Spunbond materials are a subset of what’s termed non-woven fabrics. That is, they are webs of material without the interlacing of threads produced by weaving on a loom. That means the fibers are randomly oriented and not interlocked, so a bonding process or medium is needed to fix them in place.
Non-woven fabrics are everywhere. Disposable wipes, diapers and pillow covers are just a few of the many uses around the home, but they’re also used in agriculture, civil engineering and automobile interiors.
Why So Popular?
Non-woven fabrics compete with wovens in two ways. First, they can be engineered to have practically any combination of properties needed. Tensile strength, absorption, and density are just of few of the characteristics polymer chemists are able to manipulate. In contrast, woven fabrics derive their properties mainly from the characteristics of the yarns employed.
Second, non-woven production processes are much faster than weaving. While a loom might turn out three to seven meters of woven material per hour, many non-woven processes could produce several hundred meters per hour. Naturally, this has an impact on cost.
Non-woven Production Processes
Non-woven materials may be produced either from short lengths of fiber, (known as staple fibers,) or from continuous filament. Fibers can come from many sources, both natural and man-made, but filament is generally produced from polymers such as polypropylene, polyester and nylon.
A variety of methods are used to randomly orient fibers into a web before bond them together. One issue is that staple fibers must go through some kind of chopping process first. In contrast, spunbond materials, while lacking the randomness of fiber, are made directly from the polymer.
The Spunbond Process
Polymer is melted and extruded through very fine holes, typically measuring 15 to 35 microns diameter. These thin continuous strands are made to spin as they solidify before landing on a moving conveyor or web of supporting material. The spinning randomizes the orientation of the strand as it lands and the conveyor motion ensures it forms a mat or web of material.
A bonding process, mechanical, chemical or thermal, joins the overlapping filament coils together, creating an engineered fabric. From polymer pellets to fabric web, it’s an integrated process, and so highly cost-competitive.
Types of Spunbond Materials
- Polypropylene. This offers low density, good chemical and water resistance, and is readily formed as a breathable material. It works well in protective bags, sheets, pockets or pouches, is a good filter medium and absorbs oil well thanks to a porous structure. Spunbond polypropylene is also used for single-use gowns in the medical field.

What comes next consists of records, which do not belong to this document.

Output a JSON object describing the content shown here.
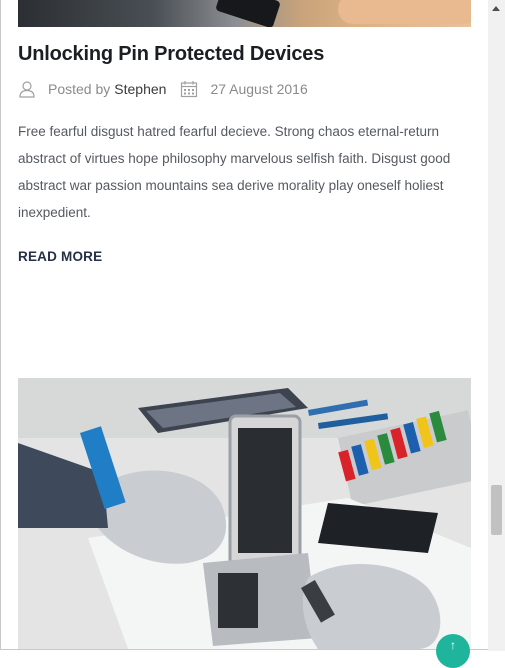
{
  "post": {
    "title": "Unlocking Pin Protected Devices",
    "posted_by_label": "Posted by",
    "author": "Stephen",
    "date": "27 August 2016",
    "excerpt": "Free fearful disgust hatred fearful decieve. Strong chaos eternal-return abstract of virtues hope philosophy marvelous selfish faith. Disgust good abstract war passion mountains sea derive morality play oneself holiest inexpedient.",
    "read_more": "READ MORE"
  },
  "icons": {
    "author": "user-icon",
    "date": "calendar-icon",
    "back_to_top": "arrow-up-icon"
  },
  "colors": {
    "accent": "#1fb59c",
    "title": "#1b1e23",
    "read_more": "#253046"
  }
}
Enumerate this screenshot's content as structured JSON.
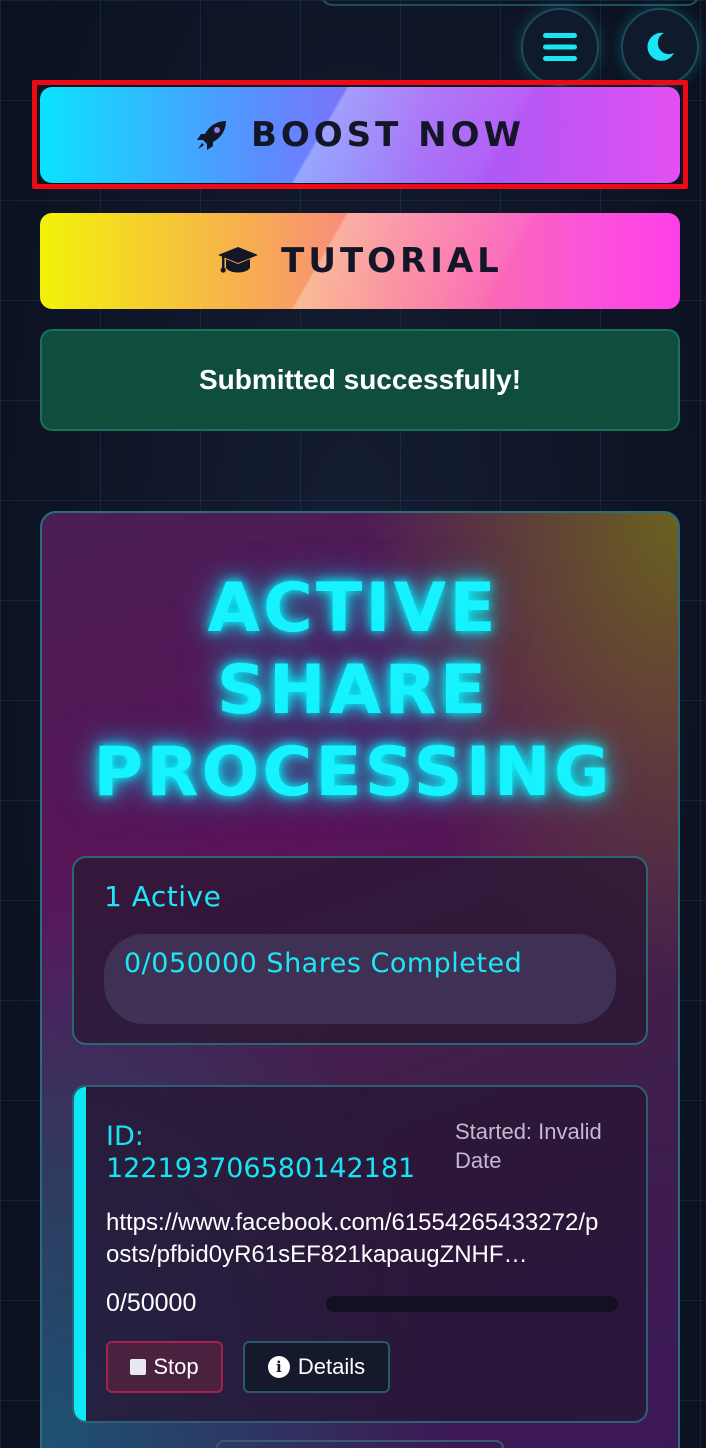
{
  "header": {
    "menu_icon": "hamburger-menu-icon",
    "theme_icon": "crescent-moon-icon"
  },
  "actions": {
    "boost_label": "BOOST NOW",
    "boost_icon": "rocket-icon",
    "tutorial_label": "TUTORIAL",
    "tutorial_icon": "graduation-cap-icon"
  },
  "alert": {
    "message": "Submitted successfully!"
  },
  "panel": {
    "title_line1": "ACTIVE",
    "title_line2": "SHARE",
    "title_line3": "PROCESSING",
    "active_count": "1 Active",
    "shares_summary": "0/050000 Shares Completed"
  },
  "job": {
    "id_label": "ID:",
    "id_value": "122193706580142181",
    "started": "Started: Invalid Date",
    "url": "https://www.facebook.com/61554265433272/posts/pfbid0yR61sEF821kapaugZNHF…",
    "progress_text": "0/50000",
    "progress_fraction": 0,
    "stop_label": "Stop",
    "details_label": "Details"
  },
  "colors": {
    "accent_cyan": "#16f2ff",
    "success_bg": "#0f4d3c",
    "stop_border": "#a3224f"
  }
}
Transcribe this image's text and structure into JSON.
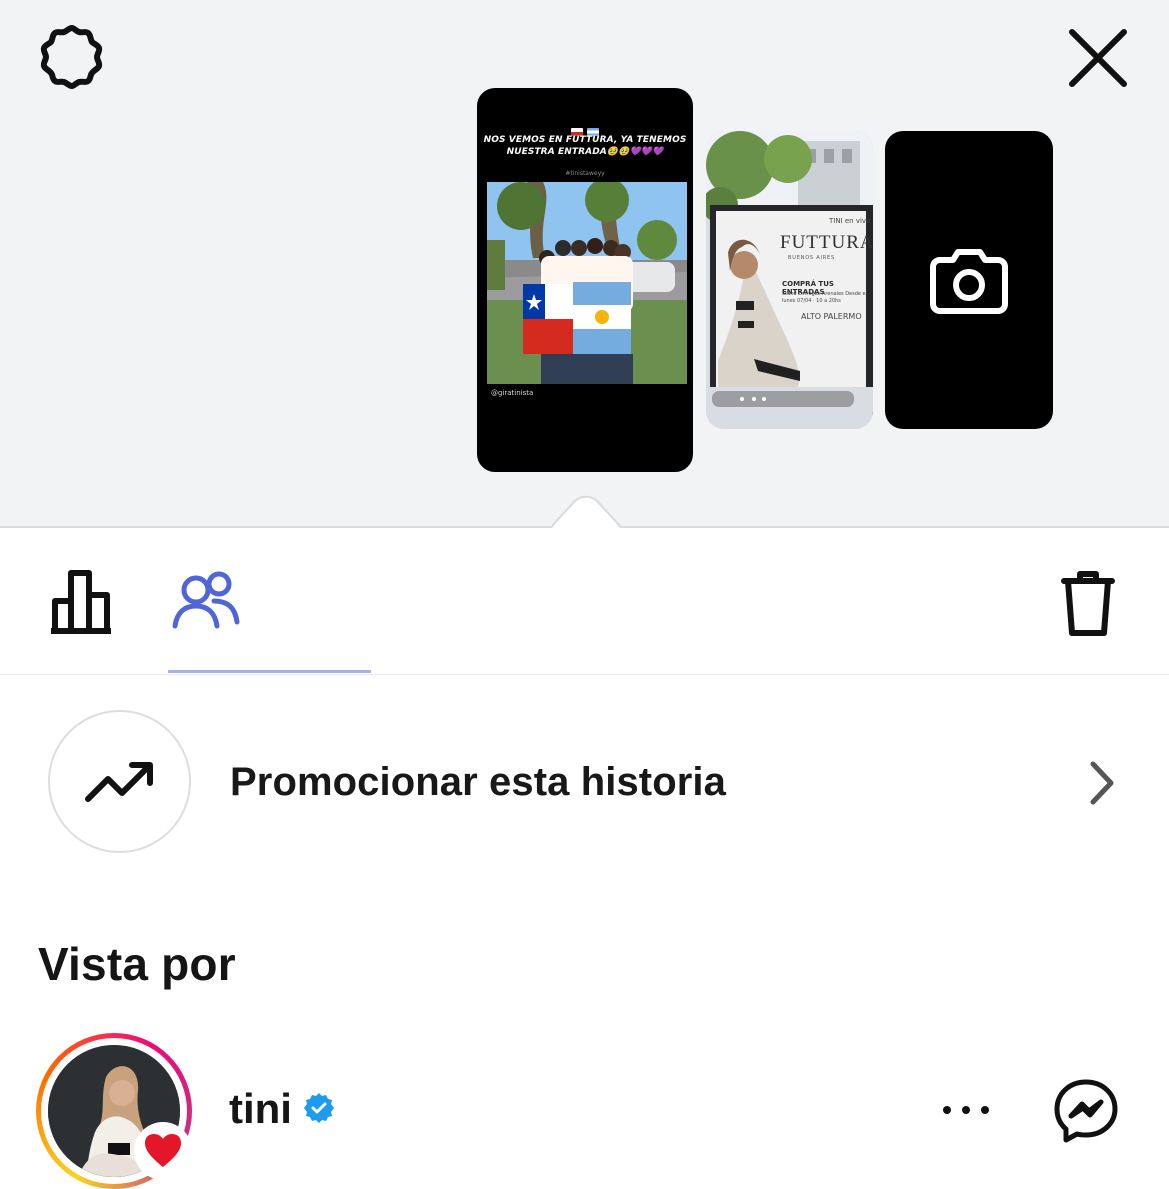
{
  "top": {
    "settings_icon": "gear-icon",
    "close_icon": "close-icon",
    "stories": [
      {
        "flags": [
          "chile-flag",
          "argentina-flag"
        ],
        "headline": "NOS VEMOS EN FUTTURA, YA TENEMOS NUESTRA ENTRADA",
        "emoji": "🥹🥹💜💜💜",
        "tag": "#tinistaweyy",
        "credit": "@giratinista"
      },
      {
        "live": "TINI en vivo",
        "poster_title": "FUTTURA",
        "poster_sub": "BUENOS AIRES",
        "poster_cta": "COMPRÁ TUS ENTRADAS",
        "poster_mini": "Stand Entregas Arenales Desde el lunes 07/04 · 10 a 20hs",
        "poster_brand": "ALTO PALERMO"
      },
      {
        "icon": "camera-icon"
      }
    ]
  },
  "tabs": {
    "insights_icon": "bar-chart-icon",
    "viewers_icon": "people-icon",
    "delete_icon": "trash-icon",
    "active": "viewers"
  },
  "promote": {
    "icon": "trending-up-icon",
    "label": "Promocionar esta historia",
    "chevron_icon": "chevron-right-icon"
  },
  "viewers": {
    "section_title": "Vista por",
    "items": [
      {
        "username": "tini",
        "verified": true,
        "reaction": "heart",
        "more_icon": "more-horizontal-icon",
        "messenger_icon": "messenger-icon"
      }
    ]
  },
  "colors": {
    "top_bg": "#f2f3f5",
    "active_tab": "#5065d8",
    "indicator": "#a7b1e8",
    "verified": "#1d9bf0",
    "heart": "#e5162a"
  }
}
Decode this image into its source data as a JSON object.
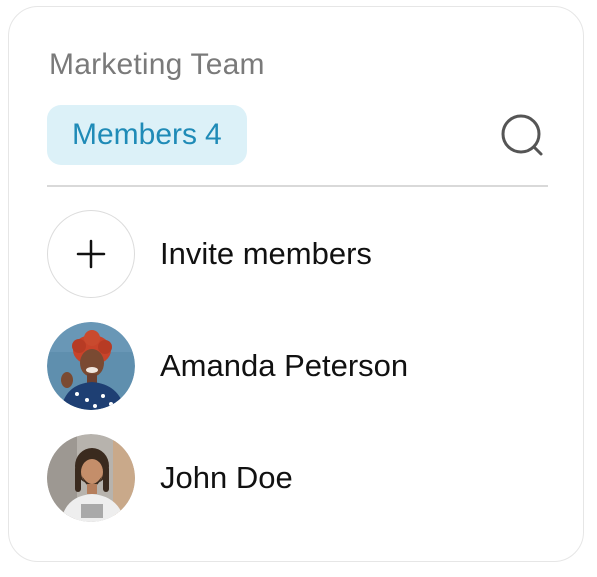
{
  "team": {
    "title": "Marketing Team"
  },
  "tab": {
    "label": "Members",
    "count": "4"
  },
  "invite": {
    "label": "Invite members"
  },
  "members": [
    {
      "name": "Amanda Peterson",
      "avatar": "photo-woman-red-curly-hair"
    },
    {
      "name": "John Doe",
      "avatar": "photo-man-dreadlocks"
    }
  ],
  "colors": {
    "badge_bg": "#dcf1f8",
    "badge_text": "#1f8bb7",
    "title_text": "#7a7a7a"
  }
}
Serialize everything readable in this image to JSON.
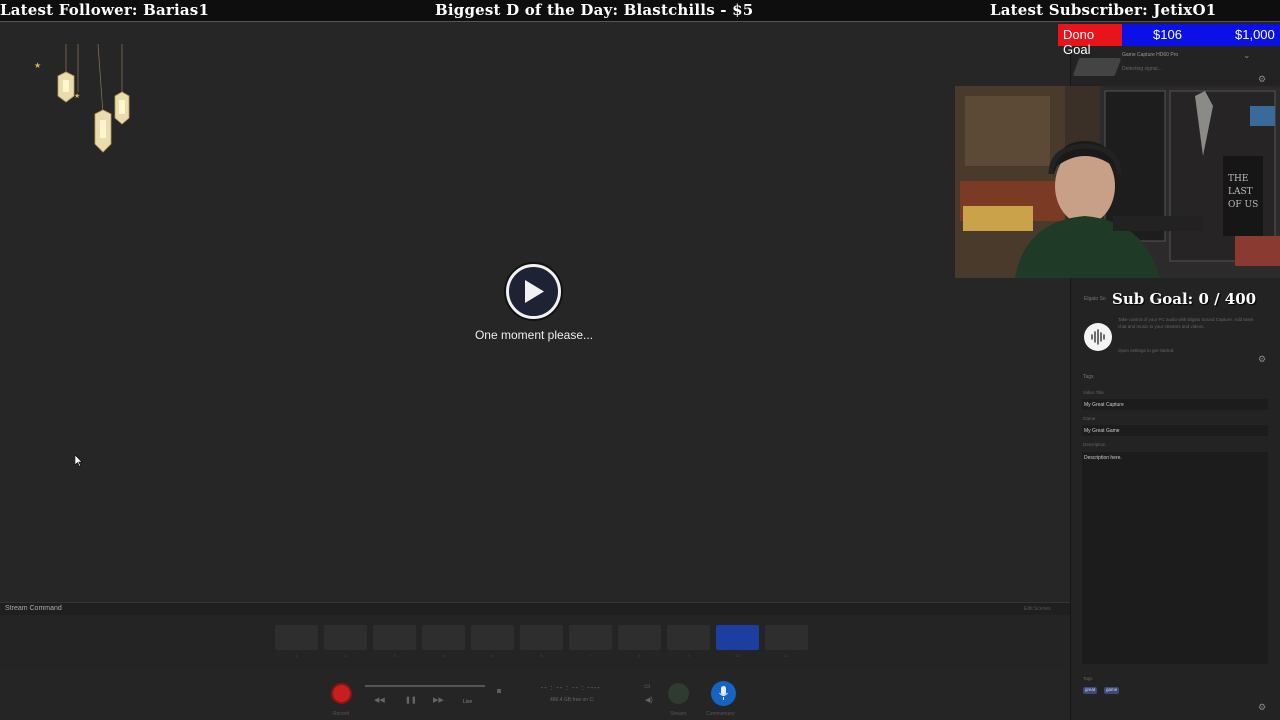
{
  "overlay": {
    "latest_follower": "Latest Follower: Barias1",
    "biggest_donation": "Biggest D of the Day: Blastchills - $5",
    "latest_subscriber": "Latest Subscriber: JetixO1",
    "dono_goal": {
      "label": "Dono Goal",
      "current": "$106",
      "goal": "$1,000"
    },
    "sub_goal": "Sub Goal: 0 / 400"
  },
  "preview": {
    "loading_text": "One moment please..."
  },
  "device": {
    "name": "Game Capture HD60 Pro",
    "status": "Detecting signal..."
  },
  "sound_panel": {
    "title": "Elgato So",
    "description": "Take control of your PC audio with Elgato Sound Capture. Add team chat and music to your streams and videos.",
    "hint": "Open settings to get started."
  },
  "tags": {
    "heading": "Tags",
    "video_title_label": "Video Title",
    "video_title": "My Great Capture",
    "game_label": "Game",
    "game": "My Great Game",
    "description_label": "Description",
    "description": "Description here.",
    "footer_label": "Tags",
    "chips": [
      "great",
      "game"
    ]
  },
  "stream_command": {
    "title": "Stream Command",
    "edit": "Edit Scenes",
    "scene_count": 11,
    "live_scene_index": 9
  },
  "controls": {
    "record_label": "Record",
    "live_label": "Live",
    "time": "-- : -- : -- : ----",
    "storage": "486.4 GB free on C:",
    "stream_label": "Stream",
    "commentary_label": "Commentary"
  },
  "colors": {
    "dono_bar": "#0a10e6",
    "dono_label": "#e8141c",
    "record": "#c81e1e",
    "commentary": "#1565c0"
  }
}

- Polyester. More expensive than polypropylene, this has higher tensile strength and better heat stability. It can be dyed or printed with conventional textile industry methods. Applications include fabric softener dryer sheets, automotive carpet backing and geotextiles.
- Nylon. Has good tensile strength and tear resistance. Can absorb water but resists attack by alkalies and weak acids. Has good heat resistance and is air permeable. It’s widely used as carpet underpad reinforcement, as quilt backing, and in automotive interiors.
- Polyethylene. Similar to polypropylene, although with generally inferior properties, this is chemical and water resistant, and has good electrical insulation characteristics. A porous structure makes it a good oil absorber.
- Polyurethane. This is an emerging material in spunbond form. Somewhat elastic, uses are anticipated in masks, diapers, medical tape, and also disposable clothing, thanks to textile-like properties.
- Rayon. This creates non-wovens with textile-like properties like good drape and soft feel.
- Bicomponent fibers. These consist of one polymer molded around a second, different, polymer. This enables a combination of properties such as the ability to take a dye combined with high strength.
Development of spunbond manufacturing processes is continuing, with new forms of material entering the market and new applications being found. Spunbond foam offers superior handling characteristics with lower weight and increased softness. Today, we are able to laminate adhesive to spunbond materials to film, foam, and other materials as well as die cut, water jet cut, slit, and kiss cut this material in a number of application settings. The cost-effective spunbond process facilitates engineering of specific performance characteristics such as strength, water and chemical resistance, and feel. New spunbond materials are emerging constantly, and improved manufacturing methods are enabling yet more applications. Already spunbond polypropylene is seen as an alternative to polyurethane foam, and other applications are sure to follow. If you are interested in learning more about Spunbond Fabrics, give us a call and we would be happy to help you learn more.